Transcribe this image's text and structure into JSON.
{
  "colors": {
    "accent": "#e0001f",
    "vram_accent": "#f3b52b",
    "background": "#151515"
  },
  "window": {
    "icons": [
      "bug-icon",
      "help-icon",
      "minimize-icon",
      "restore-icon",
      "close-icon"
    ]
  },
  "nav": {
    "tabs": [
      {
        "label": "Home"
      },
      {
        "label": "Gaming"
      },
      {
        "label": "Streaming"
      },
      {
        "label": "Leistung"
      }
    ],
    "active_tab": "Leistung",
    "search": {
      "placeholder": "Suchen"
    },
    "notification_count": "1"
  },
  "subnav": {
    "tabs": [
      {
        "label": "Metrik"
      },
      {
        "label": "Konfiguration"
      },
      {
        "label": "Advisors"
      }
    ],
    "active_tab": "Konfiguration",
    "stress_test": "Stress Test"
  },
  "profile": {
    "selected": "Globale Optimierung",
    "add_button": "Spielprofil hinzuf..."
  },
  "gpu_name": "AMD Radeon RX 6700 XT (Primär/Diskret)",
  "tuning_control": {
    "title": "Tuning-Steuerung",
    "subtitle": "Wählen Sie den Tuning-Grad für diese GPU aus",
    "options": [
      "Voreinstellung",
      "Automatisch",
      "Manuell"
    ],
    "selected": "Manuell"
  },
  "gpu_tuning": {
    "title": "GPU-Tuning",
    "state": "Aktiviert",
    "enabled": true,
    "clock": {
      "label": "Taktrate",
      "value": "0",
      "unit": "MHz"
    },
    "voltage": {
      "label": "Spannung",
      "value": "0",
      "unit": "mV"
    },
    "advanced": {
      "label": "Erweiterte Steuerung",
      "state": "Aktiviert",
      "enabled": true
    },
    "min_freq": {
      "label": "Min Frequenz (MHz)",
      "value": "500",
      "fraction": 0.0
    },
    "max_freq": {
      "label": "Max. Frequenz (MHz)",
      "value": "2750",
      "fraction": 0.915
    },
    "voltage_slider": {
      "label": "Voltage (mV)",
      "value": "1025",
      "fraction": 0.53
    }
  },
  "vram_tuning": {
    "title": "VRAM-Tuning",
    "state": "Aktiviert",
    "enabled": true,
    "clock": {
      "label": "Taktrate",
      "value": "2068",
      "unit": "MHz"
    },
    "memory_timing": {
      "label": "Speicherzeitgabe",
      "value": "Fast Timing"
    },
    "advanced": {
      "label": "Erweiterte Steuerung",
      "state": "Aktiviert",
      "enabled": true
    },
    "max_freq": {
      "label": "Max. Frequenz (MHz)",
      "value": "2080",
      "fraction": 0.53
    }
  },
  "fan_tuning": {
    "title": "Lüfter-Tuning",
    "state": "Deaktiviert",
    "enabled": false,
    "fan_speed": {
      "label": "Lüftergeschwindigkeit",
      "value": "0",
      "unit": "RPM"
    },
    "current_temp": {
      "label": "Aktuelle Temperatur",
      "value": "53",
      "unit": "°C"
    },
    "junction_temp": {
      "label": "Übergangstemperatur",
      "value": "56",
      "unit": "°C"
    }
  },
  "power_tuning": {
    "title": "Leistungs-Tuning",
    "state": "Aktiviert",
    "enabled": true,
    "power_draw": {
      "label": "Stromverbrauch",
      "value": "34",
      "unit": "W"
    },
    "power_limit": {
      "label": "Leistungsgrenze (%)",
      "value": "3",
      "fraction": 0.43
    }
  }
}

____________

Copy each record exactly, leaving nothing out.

Transcribe this image's text and structure into JSON.
{
  "colors": {
    "accent": "#e0001f",
    "vram_accent": "#f3b52b",
    "background": "#151515"
  },
  "window": {
    "icons": [
      "bug-icon",
      "help-icon",
      "minimize-icon",
      "restore-icon",
      "close-icon"
    ]
  },
  "nav": {
    "tabs": [
      {
        "label": "Home"
      },
      {
        "label": "Gaming"
      },
      {
        "label": "Streaming"
      },
      {
        "label": "Leistung"
      }
    ],
    "active_tab": "Leistung",
    "search": {
      "placeholder": "Suchen"
    },
    "notification_count": "1"
  },
  "subnav": {
    "tabs": [
      {
        "label": "Metrik"
      },
      {
        "label": "Konfiguration"
      },
      {
        "label": "Advisors"
      }
    ],
    "active_tab": "Konfiguration",
    "stress_test": "Stress Test"
  },
  "profile": {
    "selected": "Globale Optimierung",
    "add_button": "Spielprofil hinzuf..."
  },
  "gpu_name": "AMD Radeon RX 6700 XT (Primär/Diskret)",
  "tuning_control": {
    "title": "Tuning-Steuerung",
    "subtitle": "Wählen Sie den Tuning-Grad für diese GPU aus",
    "options": [
      "Voreinstellung",
      "Automatisch",
      "Manuell"
    ],
    "selected": "Manuell"
  },
  "gpu_tuning": {
    "title": "GPU-Tuning",
    "state": "Aktiviert",
    "enabled": true,
    "clock": {
      "label": "Taktrate",
      "value": "0",
      "unit": "MHz"
    },
    "voltage": {
      "label": "Spannung",
      "value": "0",
      "unit": "mV"
    },
    "advanced": {
      "label": "Erweiterte Steuerung",
      "state": "Aktiviert",
      "enabled": true
    },
    "min_freq": {
      "label": "Min Frequenz (MHz)",
      "value": "500",
      "fraction": 0.0
    },
    "max_freq": {
      "label": "Max. Frequenz (MHz)",
      "value": "2750",
      "fraction": 0.915
    },
    "voltage_slider": {
      "label": "Voltage (mV)",
      "value": "1025",
      "fraction": 0.53
    }
  },
  "vram_tuning": {
    "title": "VRAM-Tuning",
    "state": "Aktiviert",
    "enabled": true,
    "clock": {
      "label": "Taktrate",
      "value": "2068",
      "unit": "MHz"
    },
    "memory_timing": {
      "label": "Speicherzeitgabe",
      "value": "Fast Timing"
    },
    "advanced": {
      "label": "Erweiterte Steuerung",
      "state": "Aktiviert",
      "enabled": true
    },
    "max_freq": {
      "label": "Max. Frequenz (MHz)",
      "value": "2080",
      "fraction": 0.53
    }
  },
  "fan_tuning": {
    "title": "Lüfter-Tuning",
    "state": "Deaktiviert",
    "enabled": false,
    "fan_speed": {
      "label": "Lüftergeschwindigkeit",
      "value": "0",
      "unit": "RPM"
    },
    "current_temp": {
      "label": "Aktuelle Temperatur",
      "value": "53",
      "unit": "°C"
    },
    "junction_temp": {
      "label": "Übergangstemperatur",
      "value": "56",
      "unit": "°C"
    }
  },
  "power_tuning": {
    "title": "Leistungs-Tuning",
    "state": "Aktiviert",
    "enabled": true,
    "power_draw": {
      "label": "Stromverbrauch",
      "value": "34",
      "unit": "W"
    },
    "power_limit": {
      "label": "Leistungsgrenze (%)",
      "value": "3",
      "fraction": 0.43
    }
  }
}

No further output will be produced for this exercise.